“Night, Rivic.” He headed for the sliding door, but she stopped halfway to her room.
“How did you get through there?”
“It’s not exactly top security.” But he scratched the back of his neck, feeling a little guilty. “But yeah, you’ll have to fix it tomorrow.”
Even in the dim light, he could tell her eyebrows went up. “Okay,” he amended, “I’ll have to fix it tomorrow.”
She grunted and turned away.
“Hey, Rivic,” he called from halfway onto her deck. When she glanced back, he asked, “Think you can sleep now?”
“That’s cuz we talked it out.” He waved a hand back and forth between them. “You’re welcome.”
Her laughter followed him outside, making him feel better about this whole thing. She hadn’t needed saving, but nothing could have stopped him from reacting to her screams. He just hadn’t had time to consider the fallout. The intimacy of o-dark-thirty and bedrooms and personal vulnerability. The static in the air hadn’t smoothed out until their familiar banter ended in her chuckle.
He stopped when he got to his own deck and faced the water, letting the surge and release soothe away the edge of being shocked awake. The ocean always did that for him, ever since he’d found this spot on a small island in the Florida Keys. Every time he came back from a job, it healed him by being a relentless balm. Even when storms kicked up the surf or sent it into full turmoil, he knew it would eventually settle back into this rhythm. It reminded him that no matter how bad things got out there, his corner of the world was going to be good. And when things out there weren’t bad at all, when he and his team—when he had one—stopped someone bad or saved someone good, the ocean and sand and sun and home were here to help him celebrate.
Kendall showing up on the plot next to his six months ago had felt, at first, like an invasion.

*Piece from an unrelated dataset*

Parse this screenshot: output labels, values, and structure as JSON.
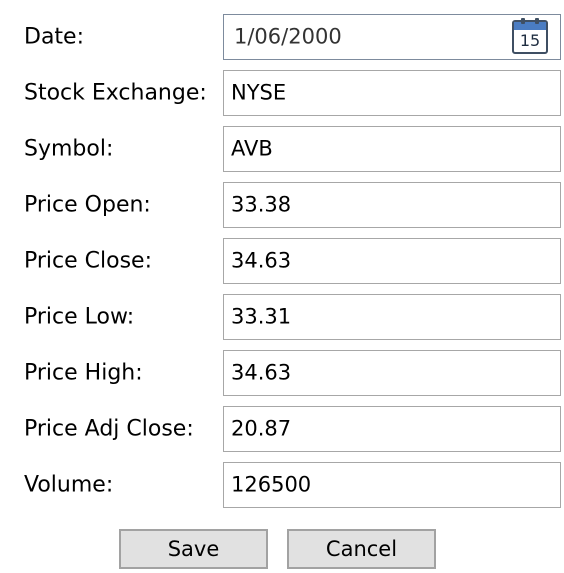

He’d been mostly alone out here at the less-populated end of the Key for nearly ten years, sailboarders and swimmers and beachcombers notwithstanding. Someone actually moving in felt more like disruption, even if Kendall kept to herself as much as he did and then turned out to be here for similar reasons. They shared a meal occasionally, tossed a football, jogged at the waterline, and worked out at the same gym in town, sometimes at the same time. Or they just hung out, enjoying a beer and watching the water, talking about mundane stuff. And he’d decided it was all right, sharing space. Sharing peace.
The fact that fucking Kellen Stone had been the reason she knew about this peaceful stretch of sand had come up eventually. She knew Stone through her sister, who was married to Stone’s best friend. But by then Grant already liked her, so he had to get over his automatic resentment. Stone wasn’t a bad guy. He’d just gotten the girl, that’s all. And Grant was a little bit of a sore loser.
He’d gotten over it, watching the gradual change in Kendall as their friendship developed. She left occasionally, like he did, and he could tell by the way she carried herself, her awareness of her surroundings, and a few things he’d overheard when she was on the phone that she was in a profession like his. Her sharp mind, sharp wit, and graceful athleticism had definitely spiked his attraction meter. A few things had made him suspect the needle on her own meter wasn’t stationary. But whenever there was a zing between them, she closed off, retreated. Grant valued the friendship they were growing and didn’t want to interfere with that, so he’d held back, too.
Now, with echoes of her screams still inside him and the afterimage of long legs topped by hi-cut underwear lingering in his mind, he wondered again who exactly Kendall Rivic was and what she’d endured that made her need this sanctuary the way she obviously did.
Forget it happened. The whole thing. She would want him to, he knew that without asking. But he wasn’t sure he could. And that meant things were about to change.